Listed records Block Start
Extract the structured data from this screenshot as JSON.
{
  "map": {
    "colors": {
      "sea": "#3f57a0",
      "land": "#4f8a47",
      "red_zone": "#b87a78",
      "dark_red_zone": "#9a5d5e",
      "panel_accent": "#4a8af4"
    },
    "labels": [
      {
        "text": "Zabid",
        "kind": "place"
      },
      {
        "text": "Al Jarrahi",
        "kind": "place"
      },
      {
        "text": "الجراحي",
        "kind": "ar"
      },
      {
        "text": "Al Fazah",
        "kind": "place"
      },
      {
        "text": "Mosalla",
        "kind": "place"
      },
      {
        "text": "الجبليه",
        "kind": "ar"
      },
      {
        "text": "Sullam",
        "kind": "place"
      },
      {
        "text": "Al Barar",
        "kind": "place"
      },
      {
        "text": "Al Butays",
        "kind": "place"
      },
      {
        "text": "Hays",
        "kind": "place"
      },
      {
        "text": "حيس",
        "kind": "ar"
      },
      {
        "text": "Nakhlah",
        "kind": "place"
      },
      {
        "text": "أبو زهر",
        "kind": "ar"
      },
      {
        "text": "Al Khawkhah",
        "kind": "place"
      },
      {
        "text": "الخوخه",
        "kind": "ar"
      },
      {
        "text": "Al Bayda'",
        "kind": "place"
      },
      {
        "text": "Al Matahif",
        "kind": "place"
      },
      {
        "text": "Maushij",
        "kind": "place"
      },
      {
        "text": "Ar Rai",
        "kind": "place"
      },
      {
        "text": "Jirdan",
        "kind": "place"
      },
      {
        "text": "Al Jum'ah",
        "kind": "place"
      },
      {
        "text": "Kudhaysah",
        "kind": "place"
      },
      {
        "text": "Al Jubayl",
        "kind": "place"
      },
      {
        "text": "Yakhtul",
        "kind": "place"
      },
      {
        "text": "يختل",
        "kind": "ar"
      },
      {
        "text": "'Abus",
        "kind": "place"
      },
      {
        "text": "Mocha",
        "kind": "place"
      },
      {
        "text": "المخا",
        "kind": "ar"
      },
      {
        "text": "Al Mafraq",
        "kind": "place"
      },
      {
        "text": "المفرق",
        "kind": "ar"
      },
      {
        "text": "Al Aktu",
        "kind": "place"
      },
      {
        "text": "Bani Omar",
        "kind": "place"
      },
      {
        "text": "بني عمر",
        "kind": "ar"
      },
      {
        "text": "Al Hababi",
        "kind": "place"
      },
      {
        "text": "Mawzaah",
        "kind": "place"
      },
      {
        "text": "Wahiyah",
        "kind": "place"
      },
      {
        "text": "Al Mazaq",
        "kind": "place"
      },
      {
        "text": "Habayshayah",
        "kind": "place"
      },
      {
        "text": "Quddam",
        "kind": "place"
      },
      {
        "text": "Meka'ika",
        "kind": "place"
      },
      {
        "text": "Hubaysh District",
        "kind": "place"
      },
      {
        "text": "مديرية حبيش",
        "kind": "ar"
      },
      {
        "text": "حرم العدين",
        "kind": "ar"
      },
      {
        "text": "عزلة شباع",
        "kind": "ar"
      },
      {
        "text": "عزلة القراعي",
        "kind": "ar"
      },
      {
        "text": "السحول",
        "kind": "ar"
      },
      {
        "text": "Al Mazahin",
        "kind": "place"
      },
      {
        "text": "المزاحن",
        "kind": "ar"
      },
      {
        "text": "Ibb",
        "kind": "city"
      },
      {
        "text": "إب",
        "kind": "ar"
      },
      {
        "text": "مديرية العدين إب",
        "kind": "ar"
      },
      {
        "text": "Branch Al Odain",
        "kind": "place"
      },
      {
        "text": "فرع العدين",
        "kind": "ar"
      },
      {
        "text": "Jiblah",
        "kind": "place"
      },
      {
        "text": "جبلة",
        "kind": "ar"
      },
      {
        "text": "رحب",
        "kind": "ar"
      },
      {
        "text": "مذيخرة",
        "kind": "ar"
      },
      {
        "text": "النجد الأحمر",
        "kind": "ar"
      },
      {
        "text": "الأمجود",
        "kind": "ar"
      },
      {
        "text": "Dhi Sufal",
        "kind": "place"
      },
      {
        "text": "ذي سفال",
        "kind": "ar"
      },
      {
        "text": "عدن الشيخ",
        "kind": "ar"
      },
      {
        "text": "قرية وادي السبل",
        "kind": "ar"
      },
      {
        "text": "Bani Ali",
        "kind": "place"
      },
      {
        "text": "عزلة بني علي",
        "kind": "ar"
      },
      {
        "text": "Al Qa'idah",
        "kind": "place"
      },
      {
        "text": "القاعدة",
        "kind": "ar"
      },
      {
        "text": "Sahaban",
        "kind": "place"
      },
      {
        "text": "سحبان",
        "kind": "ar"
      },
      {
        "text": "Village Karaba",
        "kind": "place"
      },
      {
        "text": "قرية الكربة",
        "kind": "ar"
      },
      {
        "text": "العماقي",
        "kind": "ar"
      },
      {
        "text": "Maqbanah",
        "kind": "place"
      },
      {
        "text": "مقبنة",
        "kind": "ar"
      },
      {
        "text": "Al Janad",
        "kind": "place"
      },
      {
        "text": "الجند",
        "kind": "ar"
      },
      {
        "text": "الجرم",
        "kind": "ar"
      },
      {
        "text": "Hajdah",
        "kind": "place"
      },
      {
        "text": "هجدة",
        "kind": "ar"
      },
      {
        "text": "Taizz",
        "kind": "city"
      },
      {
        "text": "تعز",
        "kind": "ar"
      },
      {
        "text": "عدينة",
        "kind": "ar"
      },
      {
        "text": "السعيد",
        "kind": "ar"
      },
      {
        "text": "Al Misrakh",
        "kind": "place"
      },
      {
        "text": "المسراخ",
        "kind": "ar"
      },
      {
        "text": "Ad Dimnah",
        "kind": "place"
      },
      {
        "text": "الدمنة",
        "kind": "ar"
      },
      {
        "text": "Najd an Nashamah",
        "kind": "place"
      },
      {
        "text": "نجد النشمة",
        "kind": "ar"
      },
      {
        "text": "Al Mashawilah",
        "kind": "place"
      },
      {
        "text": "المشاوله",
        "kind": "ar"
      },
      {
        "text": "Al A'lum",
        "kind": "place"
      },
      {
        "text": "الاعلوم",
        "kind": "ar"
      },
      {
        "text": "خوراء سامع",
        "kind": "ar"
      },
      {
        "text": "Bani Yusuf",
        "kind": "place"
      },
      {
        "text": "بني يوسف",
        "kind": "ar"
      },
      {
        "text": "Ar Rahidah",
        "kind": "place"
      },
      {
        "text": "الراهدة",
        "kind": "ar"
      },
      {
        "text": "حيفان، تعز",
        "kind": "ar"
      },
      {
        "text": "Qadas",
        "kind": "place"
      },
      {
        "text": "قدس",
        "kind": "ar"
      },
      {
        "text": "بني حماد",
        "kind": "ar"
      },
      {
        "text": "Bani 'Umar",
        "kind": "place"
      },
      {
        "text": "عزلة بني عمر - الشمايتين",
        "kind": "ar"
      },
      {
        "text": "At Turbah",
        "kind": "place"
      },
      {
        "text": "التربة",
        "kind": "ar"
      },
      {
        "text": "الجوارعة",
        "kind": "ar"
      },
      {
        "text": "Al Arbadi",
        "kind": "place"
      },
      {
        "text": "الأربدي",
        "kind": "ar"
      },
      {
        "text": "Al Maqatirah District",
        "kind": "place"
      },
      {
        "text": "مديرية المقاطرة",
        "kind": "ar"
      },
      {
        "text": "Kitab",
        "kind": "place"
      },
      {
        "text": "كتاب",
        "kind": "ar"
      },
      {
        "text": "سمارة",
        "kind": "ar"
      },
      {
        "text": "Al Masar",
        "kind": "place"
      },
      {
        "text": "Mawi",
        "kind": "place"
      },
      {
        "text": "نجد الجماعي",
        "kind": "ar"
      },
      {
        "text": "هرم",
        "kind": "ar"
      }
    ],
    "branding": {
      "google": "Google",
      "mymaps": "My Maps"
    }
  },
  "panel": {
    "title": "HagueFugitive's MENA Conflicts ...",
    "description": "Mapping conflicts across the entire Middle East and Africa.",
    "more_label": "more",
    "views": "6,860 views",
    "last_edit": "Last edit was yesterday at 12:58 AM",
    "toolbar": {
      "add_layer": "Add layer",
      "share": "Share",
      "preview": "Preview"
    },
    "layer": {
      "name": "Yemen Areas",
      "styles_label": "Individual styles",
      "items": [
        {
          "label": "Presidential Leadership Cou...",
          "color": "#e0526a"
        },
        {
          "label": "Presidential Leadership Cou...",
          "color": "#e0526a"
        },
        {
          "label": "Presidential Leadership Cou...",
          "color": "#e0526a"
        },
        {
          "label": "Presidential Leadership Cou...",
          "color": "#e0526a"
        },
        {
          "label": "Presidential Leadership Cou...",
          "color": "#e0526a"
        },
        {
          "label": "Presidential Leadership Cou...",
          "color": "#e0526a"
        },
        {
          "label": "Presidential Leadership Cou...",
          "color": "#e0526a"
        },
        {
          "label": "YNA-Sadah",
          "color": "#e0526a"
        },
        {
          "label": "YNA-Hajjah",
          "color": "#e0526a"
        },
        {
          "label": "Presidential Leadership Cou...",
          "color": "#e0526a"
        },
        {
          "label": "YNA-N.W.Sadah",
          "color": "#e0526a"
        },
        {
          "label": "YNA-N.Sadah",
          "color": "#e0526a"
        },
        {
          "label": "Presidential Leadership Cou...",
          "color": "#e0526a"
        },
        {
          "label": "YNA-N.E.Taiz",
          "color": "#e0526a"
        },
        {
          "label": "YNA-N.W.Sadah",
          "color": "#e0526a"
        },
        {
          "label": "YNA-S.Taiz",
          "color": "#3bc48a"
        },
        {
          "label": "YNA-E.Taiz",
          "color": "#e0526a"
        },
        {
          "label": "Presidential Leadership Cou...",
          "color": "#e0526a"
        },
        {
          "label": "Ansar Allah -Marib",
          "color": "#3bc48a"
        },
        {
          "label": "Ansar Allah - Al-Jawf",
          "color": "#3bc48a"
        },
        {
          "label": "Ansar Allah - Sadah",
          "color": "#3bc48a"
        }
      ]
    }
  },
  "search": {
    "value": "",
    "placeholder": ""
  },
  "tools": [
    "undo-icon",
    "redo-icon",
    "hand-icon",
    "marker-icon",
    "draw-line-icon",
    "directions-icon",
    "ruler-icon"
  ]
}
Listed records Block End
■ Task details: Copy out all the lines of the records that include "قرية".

■ Response for this exercise:
        "text": "قرية وادي السبل",
        "text": "قرية الكربة",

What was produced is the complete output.